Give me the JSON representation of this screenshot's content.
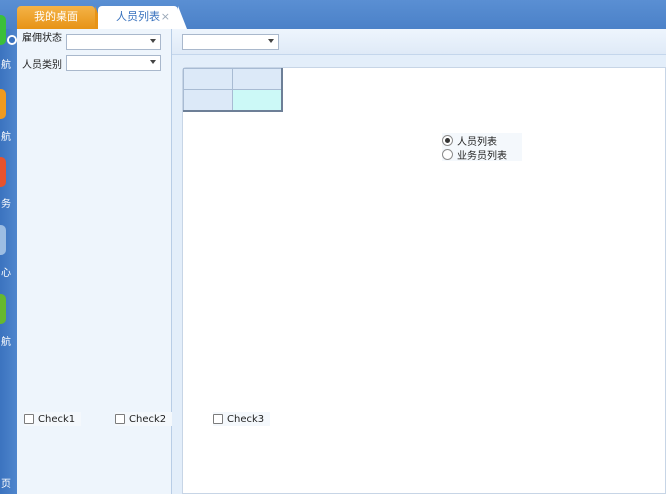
{
  "tabs": [
    {
      "label": "我的桌面"
    },
    {
      "label": "人员列表",
      "close": "×"
    }
  ],
  "dock": {
    "items": [
      {
        "label": "航",
        "color": "#3bbf3a"
      },
      {
        "label": "航",
        "color": "#f09a1f"
      },
      {
        "label": "务",
        "color": "#e8532d"
      },
      {
        "label": "心",
        "color": "#9cbde3"
      },
      {
        "label": "航",
        "color": "#66b82f"
      },
      {
        "label": "页",
        "color": ""
      }
    ]
  },
  "filters": [
    {
      "label": "雇佣状态",
      "value": ""
    },
    {
      "label": "人员类别",
      "value": ""
    }
  ],
  "content_combo": {
    "value": ""
  },
  "radios": [
    {
      "label": "人员列表",
      "checked": true
    },
    {
      "label": "业务员列表",
      "checked": false
    }
  ],
  "checks": [
    {
      "label": "Check1"
    },
    {
      "label": "Check2"
    },
    {
      "label": "Check3"
    }
  ],
  "colors": {
    "tab_bar": "#4b81c8",
    "active_tab_text": "#3a73be",
    "desk_tab": "#e79316",
    "selected_cell": "#ccf9f7"
  }
}
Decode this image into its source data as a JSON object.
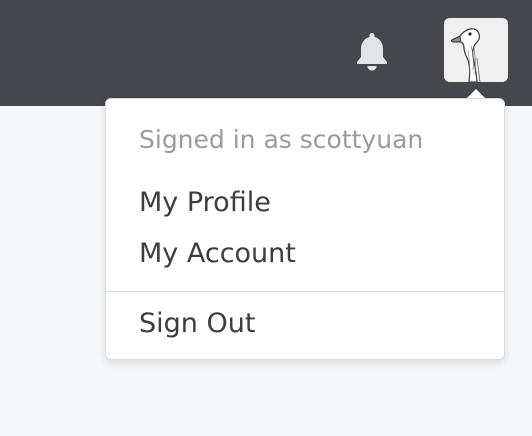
{
  "topbar": {
    "bell_icon": "bell-icon",
    "avatar_icon": "goose-avatar-icon",
    "background_color": "#46474c"
  },
  "user_menu": {
    "header": "Signed in as scottyuan",
    "items": [
      {
        "label": "My Profile"
      },
      {
        "label": "My Account"
      }
    ],
    "sign_out_label": "Sign Out"
  }
}
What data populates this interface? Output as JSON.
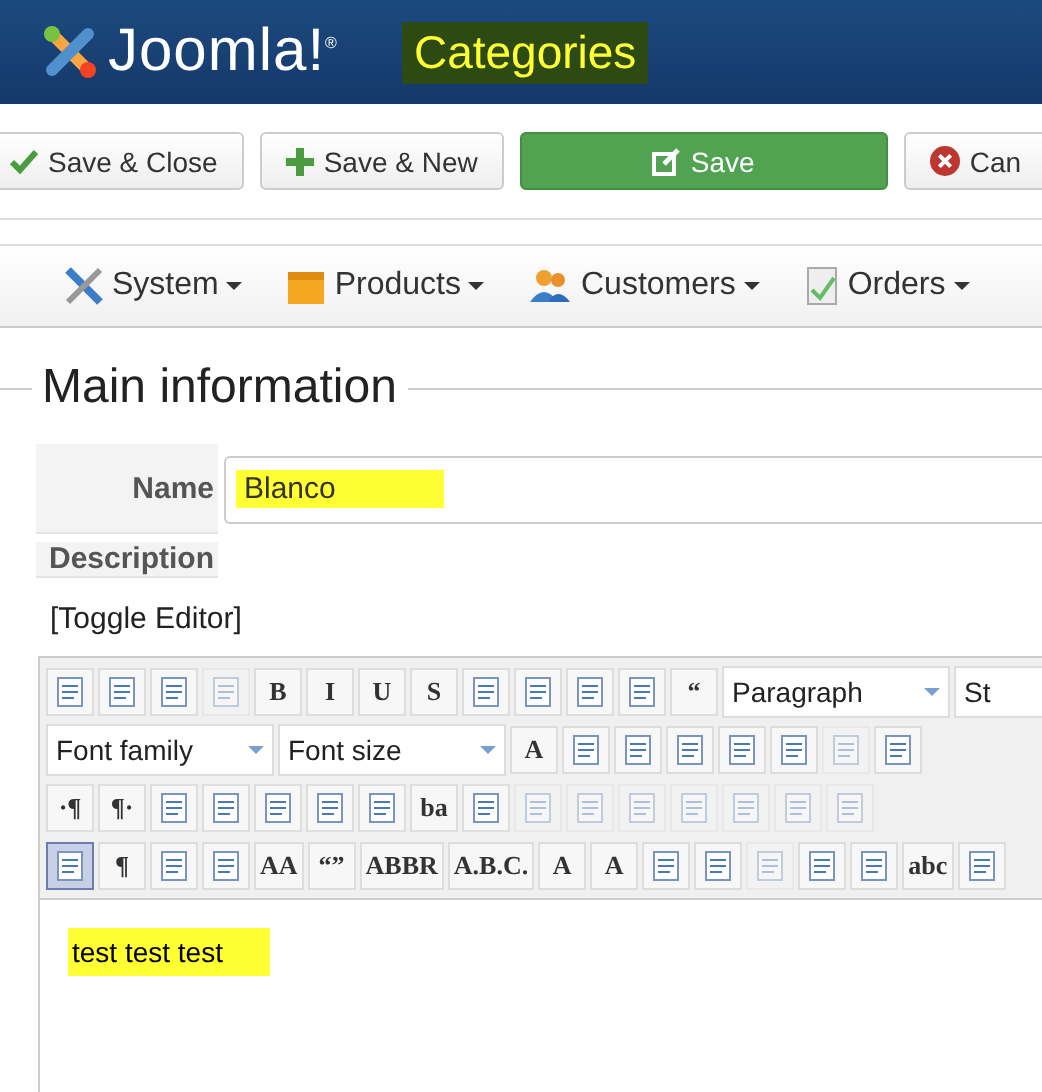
{
  "header": {
    "logo": "Joomla!",
    "logo_mark": "®",
    "title": "Categories"
  },
  "actions": [
    {
      "label": "Save & Close",
      "kind": "check"
    },
    {
      "label": "Save & New",
      "kind": "plus"
    },
    {
      "label": "Save",
      "kind": "edit"
    },
    {
      "label": "Can",
      "kind": "cancel"
    }
  ],
  "menu": [
    {
      "label": "System",
      "kind": "tools"
    },
    {
      "label": "Products",
      "kind": "box"
    },
    {
      "label": "Customers",
      "kind": "people"
    },
    {
      "label": "Orders",
      "kind": "doc"
    }
  ],
  "legend": "Main information",
  "fields": [
    {
      "label": "Name",
      "value": "Blanco"
    },
    {
      "label": "Description"
    }
  ],
  "toggle": "[Toggle Editor]",
  "toolbar": [
    [
      {
        "kind": "icon",
        "disabled": false,
        "selected": false
      },
      {
        "kind": "icon",
        "disabled": false,
        "selected": false
      },
      {
        "kind": "icon",
        "disabled": false,
        "selected": false
      },
      {
        "kind": "icon",
        "disabled": true,
        "selected": false
      },
      {
        "kind": "glyph",
        "text": "B",
        "disabled": false,
        "selected": false
      },
      {
        "kind": "glyph",
        "text": "I",
        "disabled": false,
        "selected": false
      },
      {
        "kind": "glyph",
        "text": "U",
        "disabled": false,
        "selected": false
      },
      {
        "kind": "glyph",
        "text": "S",
        "disabled": false,
        "selected": false
      },
      {
        "kind": "icon",
        "disabled": false,
        "selected": false
      },
      {
        "kind": "icon",
        "disabled": false,
        "selected": false
      },
      {
        "kind": "icon",
        "disabled": false,
        "selected": false
      },
      {
        "kind": "icon",
        "disabled": false,
        "selected": false
      },
      {
        "kind": "glyph",
        "text": "“",
        "disabled": false,
        "selected": false
      },
      {
        "kind": "select",
        "text": "Paragraph"
      },
      {
        "kind": "select",
        "text": "St"
      }
    ],
    [
      {
        "kind": "select",
        "text": "Font family"
      },
      {
        "kind": "select",
        "text": "Font size"
      },
      {
        "kind": "glyph",
        "text": "A",
        "disabled": false,
        "selected": false
      },
      {
        "kind": "icon",
        "disabled": false,
        "selected": false
      },
      {
        "kind": "icon",
        "disabled": false,
        "selected": false
      },
      {
        "kind": "icon",
        "disabled": false,
        "selected": false
      },
      {
        "kind": "icon",
        "disabled": false,
        "selected": false
      },
      {
        "kind": "icon",
        "disabled": false,
        "selected": false
      },
      {
        "kind": "icon",
        "disabled": true,
        "selected": false
      },
      {
        "kind": "icon",
        "disabled": false,
        "selected": false
      }
    ],
    [
      {
        "kind": "glyph",
        "text": "·¶",
        "disabled": false,
        "selected": false
      },
      {
        "kind": "glyph",
        "text": "¶·",
        "disabled": false,
        "selected": false
      },
      {
        "kind": "icon",
        "disabled": false,
        "selected": false
      },
      {
        "kind": "icon",
        "disabled": false,
        "selected": false
      },
      {
        "kind": "icon",
        "disabled": false,
        "selected": false
      },
      {
        "kind": "icon",
        "disabled": false,
        "selected": false
      },
      {
        "kind": "icon",
        "disabled": false,
        "selected": false
      },
      {
        "kind": "glyph",
        "text": "ba",
        "disabled": false,
        "selected": false
      },
      {
        "kind": "icon",
        "disabled": false,
        "selected": false
      },
      {
        "kind": "icon",
        "disabled": true,
        "selected": false
      },
      {
        "kind": "icon",
        "disabled": true,
        "selected": false
      },
      {
        "kind": "icon",
        "disabled": true,
        "selected": false
      },
      {
        "kind": "icon",
        "disabled": true,
        "selected": false
      },
      {
        "kind": "icon",
        "disabled": true,
        "selected": false
      },
      {
        "kind": "icon",
        "disabled": true,
        "selected": false
      },
      {
        "kind": "icon",
        "disabled": true,
        "selected": false
      }
    ],
    [
      {
        "kind": "icon",
        "disabled": false,
        "selected": true
      },
      {
        "kind": "glyph",
        "text": "¶",
        "disabled": false,
        "selected": false
      },
      {
        "kind": "icon",
        "disabled": false,
        "selected": false
      },
      {
        "kind": "icon",
        "disabled": false,
        "selected": false
      },
      {
        "kind": "glyph",
        "text": "AA",
        "disabled": false,
        "selected": false
      },
      {
        "kind": "glyph",
        "text": "“”",
        "disabled": false,
        "selected": false
      },
      {
        "kind": "glyph",
        "text": "ABBR",
        "disabled": false,
        "selected": false
      },
      {
        "kind": "glyph",
        "text": "A.B.C.",
        "disabled": false,
        "selected": false
      },
      {
        "kind": "glyph",
        "text": "A",
        "disabled": false,
        "selected": false
      },
      {
        "kind": "glyph",
        "text": "A",
        "disabled": false,
        "selected": false
      },
      {
        "kind": "icon",
        "disabled": false,
        "selected": false
      },
      {
        "kind": "icon",
        "disabled": false,
        "selected": false
      },
      {
        "kind": "icon",
        "disabled": true,
        "selected": false
      },
      {
        "kind": "icon",
        "disabled": false,
        "selected": false
      },
      {
        "kind": "icon",
        "disabled": false,
        "selected": false
      },
      {
        "kind": "glyph",
        "text": "abc",
        "disabled": false,
        "selected": false
      },
      {
        "kind": "icon",
        "disabled": false,
        "selected": false
      }
    ]
  ],
  "content": "test test test"
}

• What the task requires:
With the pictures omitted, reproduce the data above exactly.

• Task result:
Give me the JSON representation of this screenshot's content.
{
  "tabs": [
    {
      "label": "我的桌面"
    },
    {
      "label": "人员列表",
      "close": "×"
    }
  ],
  "dock": {
    "items": [
      {
        "label": "航",
        "color": "#3bbf3a"
      },
      {
        "label": "航",
        "color": "#f09a1f"
      },
      {
        "label": "务",
        "color": "#e8532d"
      },
      {
        "label": "心",
        "color": "#9cbde3"
      },
      {
        "label": "航",
        "color": "#66b82f"
      },
      {
        "label": "页",
        "color": ""
      }
    ]
  },
  "filters": [
    {
      "label": "雇佣状态",
      "value": ""
    },
    {
      "label": "人员类别",
      "value": ""
    }
  ],
  "content_combo": {
    "value": ""
  },
  "radios": [
    {
      "label": "人员列表",
      "checked": true
    },
    {
      "label": "业务员列表",
      "checked": false
    }
  ],
  "checks": [
    {
      "label": "Check1"
    },
    {
      "label": "Check2"
    },
    {
      "label": "Check3"
    }
  ],
  "colors": {
    "tab_bar": "#4b81c8",
    "active_tab_text": "#3a73be",
    "desk_tab": "#e79316",
    "selected_cell": "#ccf9f7"
  }
}
Decode this image into its source data as a JSON object.
{
  "topbar": {
    "bell_icon": "bell-icon",
    "avatar_icon": "goose-avatar-icon",
    "background_color": "#46474c"
  },
  "user_menu": {
    "header": "Signed in as scottyuan",
    "items": [
      {
        "label": "My Profile"
      },
      {
        "label": "My Account"
      }
    ],
    "sign_out_label": "Sign Out"
  }
}
What data populates this interface? Output as JSON.
{
  "header": {
    "logo": "Joomla!",
    "logo_mark": "®",
    "title": "Categories"
  },
  "actions": [
    {
      "label": "Save & Close",
      "kind": "check"
    },
    {
      "label": "Save & New",
      "kind": "plus"
    },
    {
      "label": "Save",
      "kind": "edit"
    },
    {
      "label": "Can",
      "kind": "cancel"
    }
  ],
  "menu": [
    {
      "label": "System",
      "kind": "tools"
    },
    {
      "label": "Products",
      "kind": "box"
    },
    {
      "label": "Customers",
      "kind": "people"
    },
    {
      "label": "Orders",
      "kind": "doc"
    }
  ],
  "legend": "Main information",
  "fields": [
    {
      "label": "Name",
      "value": "Blanco"
    },
    {
      "label": "Description"
    }
  ],
  "toggle": "[Toggle Editor]",
  "toolbar": [
    [
      {
        "kind": "icon",
        "disabled": false,
        "selected": false
      },
      {
        "kind": "icon",
        "disabled": false,
        "selected": false
      },
      {
        "kind": "icon",
        "disabled": false,
        "selected": false
      },
      {
        "kind": "icon",
        "disabled": true,
        "selected": false
      },
      {
        "kind": "glyph",
        "text": "B",
        "disabled": false,
        "selected": false
      },
      {
        "kind": "glyph",
        "text": "I",
        "disabled": false,
        "selected": false
      },
      {
        "kind": "glyph",
        "text": "U",
        "disabled": false,
        "selected": false
      },
      {
        "kind": "glyph",
        "text": "S",
        "disabled": false,
        "selected": false
      },
      {
        "kind": "icon",
        "disabled": false,
        "selected": false
      },
      {
        "kind": "icon",
        "disabled": false,
        "selected": false
      },
      {
        "kind": "icon",
        "disabled": false,
        "selected": false
      },
      {
        "kind": "icon",
        "disabled": false,
        "selected": false
      },
      {
        "kind": "glyph",
        "text": "“",
        "disabled": false,
        "selected": false
      },
      {
        "kind": "select",
        "text": "Paragraph"
      },
      {
        "kind": "select",
        "text": "St"
      }
    ],
    [
      {
        "kind": "select",
        "text": "Font family"
      },
      {
        "kind": "select",
        "text": "Font size"
      },
      {
        "kind": "glyph",
        "text": "A",
        "disabled": false,
        "selected": false
      },
      {
        "kind": "icon",
        "disabled": false,
        "selected": false
      },
      {
        "kind": "icon",
        "disabled": false,
        "selected": false
      },
      {
        "kind": "icon",
        "disabled": false,
        "selected": false
      },
      {
        "kind": "icon",
        "disabled": false,
        "selected": false
      },
      {
        "kind": "icon",
        "disabled": false,
        "selected": false
      },
      {
        "kind": "icon",
        "disabled": true,
        "selected": false
      },
      {
        "kind": "icon",
        "disabled": false,
        "selected": false
      }
    ],
    [
      {
        "kind": "glyph",
        "text": "·¶",
        "disabled": false,
        "selected": false
      },
      {
        "kind": "glyph",
        "text": "¶·",
        "disabled": false,
        "selected": false
      },
      {
        "kind": "icon",
        "disabled": false,
        "selected": false
      },
      {
        "kind": "icon",
        "disabled": false,
        "selected": false
      },
      {
        "kind": "icon",
        "disabled": false,
        "selected": false
      },
      {
        "kind": "icon",
        "disabled": false,
        "selected": false
      },
      {
        "kind": "icon",
        "disabled": false,
        "selected": false
      },
      {
        "kind": "glyph",
        "text": "ba",
        "disabled": false,
        "selected": false
      },
      {
        "kind": "icon",
        "disabled": false,
        "selected": false
      },
      {
        "kind": "icon",
        "disabled": true,
        "selected": false
      },
      {
        "kind": "icon",
        "disabled": true,
        "selected": false
      },
      {
        "kind": "icon",
        "disabled": true,
        "selected": false
      },
      {
        "kind": "icon",
        "disabled": true,
        "selected": false
      },
      {
        "kind": "icon",
        "disabled": true,
        "selected": false
      },
      {
        "kind": "icon",
        "disabled": true,
        "selected": false
      },
      {
        "kind": "icon",
        "disabled": true,
        "selected": false
      }
    ],
    [
      {
        "kind": "icon",
        "disabled": false,
        "selected": true
      },
      {
        "kind": "glyph",
        "text": "¶",
        "disabled": false,
        "selected": false
      },
      {
        "kind": "icon",
        "disabled": false,
        "selected": false
      },
      {
        "kind": "icon",
        "disabled": false,
        "selected": false
      },
      {
        "kind": "glyph",
        "text": "AA",
        "disabled": false,
        "selected": false
      },
      {
        "kind": "glyph",
        "text": "“”",
        "disabled": false,
        "selected": false
      },
      {
        "kind": "glyph",
        "text": "ABBR",
        "disabled": false,
        "selected": false
      },
      {
        "kind": "glyph",
        "text": "A.B.C.",
        "disabled": false,
        "selected": false
      },
      {
        "kind": "glyph",
        "text": "A",
        "disabled": false,
        "selected": false
      },
      {
        "kind": "glyph",
        "text": "A",
        "disabled": false,
        "selected": false
      },
      {
        "kind": "icon",
        "disabled": false,
        "selected": false
      },
      {
        "kind": "icon",
        "disabled": false,
        "selected": false
      },
      {
        "kind": "icon",
        "disabled": true,
        "selected": false
      },
      {
        "kind": "icon",
        "disabled": false,
        "selected": false
      },
      {
        "kind": "icon",
        "disabled": false,
        "selected": false
      },
      {
        "kind": "glyph",
        "text": "abc",
        "disabled": false,
        "selected": false
      },
      {
        "kind": "icon",
        "disabled": false,
        "selected": false
      }
    ]
  ],
  "content": "test test test"
}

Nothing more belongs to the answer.